● **Task to complete**
The response must consist of the complete listing below, reproduced without alteration.

● **Supplied material**
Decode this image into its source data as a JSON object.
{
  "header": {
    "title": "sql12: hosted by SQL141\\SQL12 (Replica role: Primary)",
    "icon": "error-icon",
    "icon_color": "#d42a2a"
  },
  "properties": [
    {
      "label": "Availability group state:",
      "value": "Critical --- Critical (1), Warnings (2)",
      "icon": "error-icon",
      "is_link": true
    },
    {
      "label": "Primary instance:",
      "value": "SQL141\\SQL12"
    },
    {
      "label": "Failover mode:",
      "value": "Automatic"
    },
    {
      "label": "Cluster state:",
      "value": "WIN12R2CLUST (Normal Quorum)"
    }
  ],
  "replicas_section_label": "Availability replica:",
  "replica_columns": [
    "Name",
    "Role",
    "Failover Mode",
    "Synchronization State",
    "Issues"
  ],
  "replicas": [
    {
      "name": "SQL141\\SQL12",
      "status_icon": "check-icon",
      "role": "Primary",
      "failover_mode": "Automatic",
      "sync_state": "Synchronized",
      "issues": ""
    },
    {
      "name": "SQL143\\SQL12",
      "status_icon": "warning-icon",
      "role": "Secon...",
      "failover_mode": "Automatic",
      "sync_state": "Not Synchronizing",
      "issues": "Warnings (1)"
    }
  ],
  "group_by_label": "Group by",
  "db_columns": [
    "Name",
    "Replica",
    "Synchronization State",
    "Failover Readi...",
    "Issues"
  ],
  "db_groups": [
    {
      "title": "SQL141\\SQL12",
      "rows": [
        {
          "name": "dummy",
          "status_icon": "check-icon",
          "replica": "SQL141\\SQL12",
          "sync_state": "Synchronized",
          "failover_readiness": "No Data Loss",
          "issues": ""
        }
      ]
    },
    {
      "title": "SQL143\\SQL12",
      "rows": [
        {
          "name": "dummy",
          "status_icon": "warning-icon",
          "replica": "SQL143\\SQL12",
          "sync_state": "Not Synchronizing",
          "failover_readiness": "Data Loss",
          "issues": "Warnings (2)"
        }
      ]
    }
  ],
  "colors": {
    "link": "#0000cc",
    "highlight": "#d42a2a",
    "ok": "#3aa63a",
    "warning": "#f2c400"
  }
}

● **Response for this exercise**
Decode this image into its source data as a JSON object.
{
  "header": {
    "title": "sql12: hosted by SQL141\\SQL12 (Replica role: Primary)",
    "icon": "error-icon",
    "icon_color": "#d42a2a"
  },
  "properties": [
    {
      "label": "Availability group state:",
      "value": "Critical --- Critical (1), Warnings (2)",
      "icon": "error-icon",
      "is_link": true
    },
    {
      "label": "Primary instance:",
      "value": "SQL141\\SQL12"
    },
    {
      "label": "Failover mode:",
      "value": "Automatic"
    },
    {
      "label": "Cluster state:",
      "value": "WIN12R2CLUST (Normal Quorum)"
    }
  ],
  "replicas_section_label": "Availability replica:",
  "replica_columns": [
    "Name",
    "Role",
    "Failover Mode",
    "Synchronization State",
    "Issues"
  ],
  "replicas": [
    {
      "name": "SQL141\\SQL12",
      "status_icon": "check-icon",
      "role": "Primary",
      "failover_mode": "Automatic",
      "sync_state": "Synchronized",
      "issues": ""
    },
    {
      "name": "SQL143\\SQL12",
      "status_icon": "warning-icon",
      "role": "Secon...",
      "failover_mode": "Automatic",
      "sync_state": "Not Synchronizing",
      "issues": "Warnings (1)"
    }
  ],
  "group_by_label": "Group by",
  "db_columns": [
    "Name",
    "Replica",
    "Synchronization State",
    "Failover Readi...",
    "Issues"
  ],
  "db_groups": [
    {
      "title": "SQL141\\SQL12",
      "rows": [
        {
          "name": "dummy",
          "status_icon": "check-icon",
          "replica": "SQL141\\SQL12",
          "sync_state": "Synchronized",
          "failover_readiness": "No Data Loss",
          "issues": ""
        }
      ]
    },
    {
      "title": "SQL143\\SQL12",
      "rows": [
        {
          "name": "dummy",
          "status_icon": "warning-icon",
          "replica": "SQL143\\SQL12",
          "sync_state": "Not Synchronizing",
          "failover_readiness": "Data Loss",
          "issues": "Warnings (2)"
        }
      ]
    }
  ],
  "colors": {
    "link": "#0000cc",
    "highlight": "#d42a2a",
    "ok": "#3aa63a",
    "warning": "#f2c400"
  }
}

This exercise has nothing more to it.